Underworld: Evolution’ suffers from stagnation
Michelle Fordice | Monday, January 23, 2006
Director Len Wiseman’s “Underworld: Evolution,” the sequel to his 2003 “Underworld,” has not, in fact, evolved much over time. Using fight sequences, explosions, and women in leather to sell the film, it fails to remember to build up its plot and characters. While many new things about the franchise’s universe are revealed, the characters still seem to remain as shallow as when they began.
“Underworld: Evolution” literally begins where “Underworld” left off – the first few minutes of the movie include a montage of scenes cut out of its predecessor. As the war between vampires and lycans (werewolves) that was introduced in the first movie drags on through the centuries, Selene (Kate Beckinsale) and Michael (Scott Speedman) are on the run after killing a vampire elder in the first film.
As the movie progresses, the lineage of vampires and lycans is slowly revealed. The two races sprang from a human, Corvinus (Derek Jacobi), who was capable of resisting viruses and his sons, Marcus (Tony Curran), who was bitten by a bat, and William (Brian Steele), who was bitten by a wolf.
Awakened and unleashed, Marcus pursues Selene and Michael. He wants to release his brother who had been imprisoned centuries ago for wrecking havoc on the world. Marcus also has a strange interest in the pendant that Michael took from the lycan Lucian in “Underworld” and in Selene’s memories, which he can extract merely by tasting her blood.
Unfortunately, much of this plot, already filled with holes and struggling to remain logically comprehensible, gets lost in the onslaught of the film’s action sequences. Fans of the first “Underworld” will be disappointed, because while its plot may have been somewhat limited, it was much more direct and understandable.
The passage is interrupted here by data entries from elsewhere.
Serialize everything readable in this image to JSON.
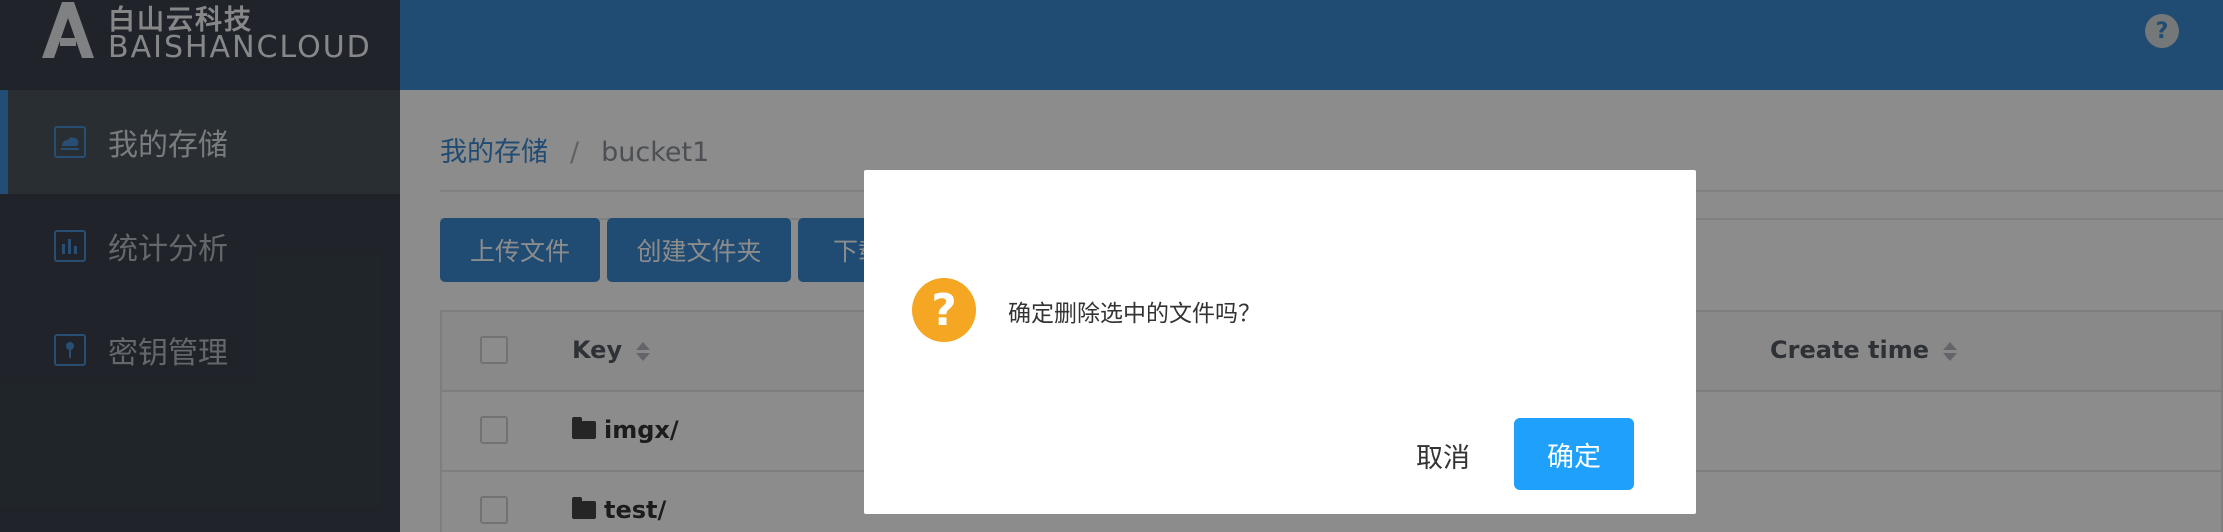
{
  "logo": {
    "cn": "白山云科技",
    "en": "BAISHANCLOUD"
  },
  "sidebar": {
    "items": [
      {
        "label": "我的存储",
        "icon": "storage-icon",
        "active": true
      },
      {
        "label": "统计分析",
        "icon": "bar-chart-icon",
        "active": false
      },
      {
        "label": "密钥管理",
        "icon": "key-icon",
        "active": false
      }
    ]
  },
  "header": {
    "help_icon": "help-icon",
    "help_glyph": "?"
  },
  "breadcrumb": {
    "root": "我的存储",
    "separator": "/",
    "current": "bucket1"
  },
  "toolbar": {
    "upload": "上传文件",
    "new_folder": "创建文件夹",
    "download": "下载"
  },
  "table": {
    "columns": {
      "key": "Key",
      "create_time": "Create time"
    },
    "rows": [
      {
        "name": "imgx/",
        "type": "folder"
      },
      {
        "name": "test/",
        "type": "folder"
      }
    ]
  },
  "dialog": {
    "icon": "question-icon",
    "icon_glyph": "?",
    "message": "确定删除选中的文件吗？",
    "cancel": "取消",
    "confirm": "确定"
  },
  "colors": {
    "header": "#3b89cf",
    "sidebar": "#3b434d",
    "primary_button": "#1ea0fb",
    "warning_icon": "#f5a623"
  }
}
The sequel has so many flashbacks that they begin to become annoying.
Furthermore, advancing the plot in “Underworld: Evolution” requires almost constant exposition, which often enough consists of the characters looking into the camera and talking, often accompanied by another flashback montage. From the first opening scroll to the last voiceover, the audience needs to have the plot dictated to them in order to have any chance of perceiving what is happening in the film.
“Underworld: Evolution” seems to recognize that its best selling feature is its R-rating, as it loads its scenes with less-than-tasteful images. Blood and gore drench the screen and characters swear at every moment, in multiple languages, often over their dead lover’s bodies.
Admittedly, some of the fight scenes are fun to watch, but they don’t do enough to save the movie and aren’t innovative enough to give anything to later films in the genre. The sex scene between Michael and Selene is obviously extraneous and seems to be included only to add another reason for “Underworld: Evolution” to be an R-rated movie.
In an attempt to make “Underworld: Evolutions” more serious many scenes are overly dramatic. The movie would be better if the filmmakers would stop slowing it down to play suspenseful music behind such things as Michael throwing paint onto windows. This forced dramatization is reflected again in the script. The dialogue of “Underworld: Evolution” is saturated with clichÃ©s and phrases that seem oddly familiar or laughable – Selene at one point asks Corvinus “What will I become.” His answer? “The future.”
“Underworld: Evolution” depends on cheap thrills and fight sequences to keep its audience interested. Its sequel, so overtly hinted at in Kate Beckinsale’s final voice over, may be better because it can only move in an upwards direction. Still, one must admit that “Underworld: Evolution” is entertaining. I was laughing the entire time.